Fast forward 11 years later, I drove through these gates after two other college attempts and knew this was where I needed to be.
Congratulations to Dottie and her team for their success in continuing and growing the tradition of educational excellence started by Saint Mother Theodore Guerin and her successors in the Sisters of Providence since 1840. The Sisters and the College have always had and continue to have a strong cooperative relationship. In fact, as I look at the sisters here today, I believe all are alums of the College.
This whole campus is a testament to the amazing strength of the women of Providence. When Mother Theodore and her companions made their way through the swampy wetlands of the Wabash, this was literally a woods, six miles from the small community of Terre Haute, with only one family on the property. These women and their successors, scraped, saved, bargained and prayed to build this beautiful campus. There have been many tough times, and when Dottie King became president, the prospects for the future were clouded. Dottie and her team have been extraordinary. Thanks to them and the Board of Trustees, now headed by Barbara Brugnaux ’70, for finding the path ahead.
From the time of Mother Theodore until today, the College and the Sisters have always had a big economic impact on Terre Haute and Vigo County. All of these buildings were built with union labor from this area. The retail segment has always benefited from the community here. And now, perhaps more than ever, the College is producing many graduates to the area, improving the local workforce and providing new leaders.
When I attended SMWC, one of my very first introductions to dorm life was “Tonya Nation phone call on 2C.” This was an intercom message sent throughout the whole building of Le Fer, summoning me to run as fast as I could to 2 Center to pick up the phone.

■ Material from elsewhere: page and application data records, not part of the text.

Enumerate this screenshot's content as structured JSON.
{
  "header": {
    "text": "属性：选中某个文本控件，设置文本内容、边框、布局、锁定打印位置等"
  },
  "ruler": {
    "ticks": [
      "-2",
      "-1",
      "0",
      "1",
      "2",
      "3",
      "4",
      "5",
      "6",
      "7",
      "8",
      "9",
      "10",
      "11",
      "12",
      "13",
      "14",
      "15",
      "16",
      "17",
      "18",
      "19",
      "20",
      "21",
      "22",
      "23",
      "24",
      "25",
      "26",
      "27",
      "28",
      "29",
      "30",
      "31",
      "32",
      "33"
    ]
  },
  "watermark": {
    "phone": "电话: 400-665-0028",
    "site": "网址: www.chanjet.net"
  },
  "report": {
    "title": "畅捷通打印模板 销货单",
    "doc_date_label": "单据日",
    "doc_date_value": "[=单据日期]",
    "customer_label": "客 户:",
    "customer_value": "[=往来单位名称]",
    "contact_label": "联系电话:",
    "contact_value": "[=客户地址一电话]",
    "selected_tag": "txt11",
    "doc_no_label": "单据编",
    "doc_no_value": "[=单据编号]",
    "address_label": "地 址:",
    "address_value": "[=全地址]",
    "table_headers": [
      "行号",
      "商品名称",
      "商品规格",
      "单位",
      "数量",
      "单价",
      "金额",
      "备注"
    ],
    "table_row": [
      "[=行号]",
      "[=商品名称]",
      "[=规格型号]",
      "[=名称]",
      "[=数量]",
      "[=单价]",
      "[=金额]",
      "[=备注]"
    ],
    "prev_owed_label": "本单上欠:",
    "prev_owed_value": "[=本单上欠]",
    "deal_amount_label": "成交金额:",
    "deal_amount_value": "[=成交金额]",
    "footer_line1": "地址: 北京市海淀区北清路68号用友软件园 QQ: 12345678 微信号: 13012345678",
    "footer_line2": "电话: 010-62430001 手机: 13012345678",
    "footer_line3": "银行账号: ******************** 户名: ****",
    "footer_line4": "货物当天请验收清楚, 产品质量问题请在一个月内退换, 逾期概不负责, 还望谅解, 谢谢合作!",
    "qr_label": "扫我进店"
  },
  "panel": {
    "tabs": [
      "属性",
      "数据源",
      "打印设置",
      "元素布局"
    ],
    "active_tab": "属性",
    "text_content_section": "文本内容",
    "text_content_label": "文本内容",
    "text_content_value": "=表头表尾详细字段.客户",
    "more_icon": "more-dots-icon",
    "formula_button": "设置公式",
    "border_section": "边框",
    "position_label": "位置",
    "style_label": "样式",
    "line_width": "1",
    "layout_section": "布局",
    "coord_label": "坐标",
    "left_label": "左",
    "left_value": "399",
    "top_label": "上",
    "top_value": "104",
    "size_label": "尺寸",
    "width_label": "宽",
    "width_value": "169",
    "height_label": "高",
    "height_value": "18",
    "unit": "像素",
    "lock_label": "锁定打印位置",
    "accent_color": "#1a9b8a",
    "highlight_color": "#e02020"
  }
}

My, how times have changed. Students now often want their own bathroom, speedy internet access and the ability to answer phone calls from their bedroom.
When I look back at my time spent here, I remember gathering in 4 Center, telling ghost stories, talking about the future and discussing the latest crisis. Shared experiences are so powerful.
As I was preparing my remarks for today, I thought of the Faceless Nun – the ghost that haunted the campus, who was an art student in Foley who died before being able to finish her self-portrait. Now, if you believe in ghosts or not, this story has circulated the dorms of SMWC for years. In fact, I called several classmates and even read a story written in 1974 from Sister Dawn (Tomaszewski ’74) about her. Turns out, everyone remembered different versions of the Faceless Nun, but we all know she is here.
I did not start here at SMWC; I transferred here and found my home. Sister Ellen Cunningham was my teacher and mentor that led me to teaching high school math, which in August, I will start my 28th year. I played basketball here in college, where I perfected my jump shot from the corner of the court. I learned how to shoot without hitting the running track that hung above the court. But most of all, I learned how to hold my head high and be proud of who I am.
I am proud to be a Woodsie and proud to serve in the state legislature, where I have the honor and privilege of serving my community. I continue to honor the tradition of strong women, and now men, of making a difference which has always been the hallmark of The Woods.
As we break ground today and move to the next chapter of SMWC’s journey, I only hope that the Faceless Nun can find her way to the new dorm.